Go through the data line by line and count the lines that hold "Pets". Reply with the total only.

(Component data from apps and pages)
Content starts

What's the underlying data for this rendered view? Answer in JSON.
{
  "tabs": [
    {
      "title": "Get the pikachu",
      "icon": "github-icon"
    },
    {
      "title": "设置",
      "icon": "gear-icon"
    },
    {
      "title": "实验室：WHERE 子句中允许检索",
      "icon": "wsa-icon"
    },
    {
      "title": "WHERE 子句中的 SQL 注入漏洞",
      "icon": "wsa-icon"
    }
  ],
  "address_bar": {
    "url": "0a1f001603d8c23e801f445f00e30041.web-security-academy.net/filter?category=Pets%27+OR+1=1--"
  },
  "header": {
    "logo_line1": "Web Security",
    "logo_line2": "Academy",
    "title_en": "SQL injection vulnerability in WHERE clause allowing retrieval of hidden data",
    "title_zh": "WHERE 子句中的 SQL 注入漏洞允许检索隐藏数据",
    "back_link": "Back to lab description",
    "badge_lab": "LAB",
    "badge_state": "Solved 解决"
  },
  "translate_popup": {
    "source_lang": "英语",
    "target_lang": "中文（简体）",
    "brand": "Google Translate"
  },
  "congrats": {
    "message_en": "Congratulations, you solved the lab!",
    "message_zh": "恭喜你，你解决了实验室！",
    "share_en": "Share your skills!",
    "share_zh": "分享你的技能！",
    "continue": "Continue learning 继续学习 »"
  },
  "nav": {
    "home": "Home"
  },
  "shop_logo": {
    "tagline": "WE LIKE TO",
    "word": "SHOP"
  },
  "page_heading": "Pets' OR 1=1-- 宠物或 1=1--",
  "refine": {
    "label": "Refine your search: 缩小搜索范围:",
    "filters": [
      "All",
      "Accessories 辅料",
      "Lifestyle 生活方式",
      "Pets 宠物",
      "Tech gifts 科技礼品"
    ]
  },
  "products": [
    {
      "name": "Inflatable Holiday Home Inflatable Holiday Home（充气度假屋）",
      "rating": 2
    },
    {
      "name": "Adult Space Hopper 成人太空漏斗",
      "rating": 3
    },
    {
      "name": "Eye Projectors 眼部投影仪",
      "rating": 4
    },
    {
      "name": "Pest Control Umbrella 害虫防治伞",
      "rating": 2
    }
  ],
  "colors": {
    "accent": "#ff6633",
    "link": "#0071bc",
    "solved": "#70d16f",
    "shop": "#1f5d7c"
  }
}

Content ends

### TASK OUTPUT
3